"In the end we will pursue policies that advance the interest of our people here in South Africa and also advance the interest of pension fund holders," he said.
The ANC resolved at its 2017 54th National Conference, which elected Ramaphosa as party president, to investigate a "new prescribed asset requirement" that would ensure that a "portion of all financial institutions funds be invested in public infrastructure, skills development and job-creation". This call was renewed in the party's 2019 election manifesto.
Government employees and the PIC
Parks said on Friday that Cosatu had supported the investments of the Government Employees Pension Fund - the state's largest pension fund - by state asset manager the Public Investment Corporation. However, there has always been a caveat that the investments of the depositors should be protected.
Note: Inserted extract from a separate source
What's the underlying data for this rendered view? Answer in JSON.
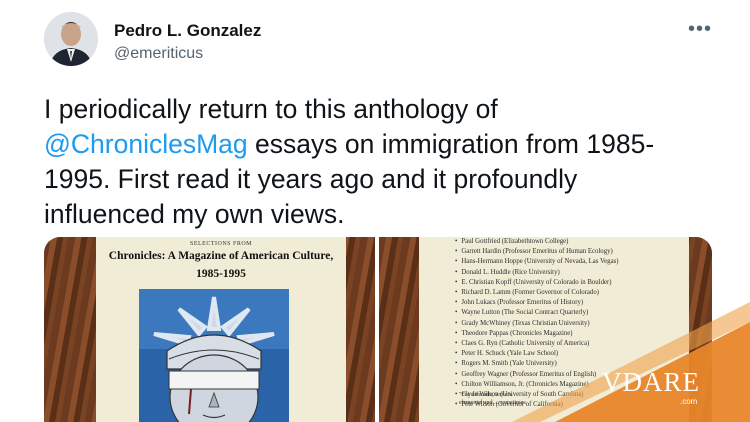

The PIC manages about R2.2trn in investments on behalf of public servants. It came under scrutiny in a recently-closed commission of inquiry chaired by retired judge Lex Mpati, which kicked off in October 2018 and examined multiple allegations of wrongdoing at the state-run asset manager.
"We have had lots of fighting with government of how investments were used for looting purposes," Parks said.
Even though there is space to fund development of the state with pension funds, ultimately the burden of failed investments will fall on the fiscus, he said. Members of the GEPF have defined benefits, which means that government will have to make up any shortfalls from investments that go awry.
"If there is mismanagement, the government will have to come to the party to make provision for the defined benefits."
Parks said the bailing out state-owned enterprises must be considered on case-by-case basis.
According to Parks, the country's economy can do without some SOEs, for example South African Airways, as there are existing competitors in the market. However, he argued, the economy can't do without cash-strapped state-owned power utility Eskom, as there is no alternative.
Defined plan to fix Eskom
Before more money can be allocated to Eskom, there should be a defined plan to fix it, Parks said.
"We need the looting to stop but we also can't afford for Eskom to collapse. The PIC will lose the R90bn invested and workers at Eskom will lose jobs," he argued. "There needs to be a sustainable plan to ensure the bleeding stops."
The alternative route for Eskom would be for SA to approach the International Monetary Fund for a loan, but this will not be ideal because the institution might prescribe conditions which would put the country into a "deep recession", Parks opined.
Opposition party the Democratic Alliance, meanwhile, has written to the major trade unions requesting a meeting to discuss jointly working to oppose the policy of prescribed assets, member of Parliament Geordin Hill-Lewis said in a statement issued on Thursday.
"Unions have a responsibility to care for the best interests of their members," Hill-Lewis said. The policy of prescribing assets would be harmful to the interests of South Africans, he added. "They (Cosatu) should be unequivocally opposed to asset prescription because it will harm the long-term financial security of their members."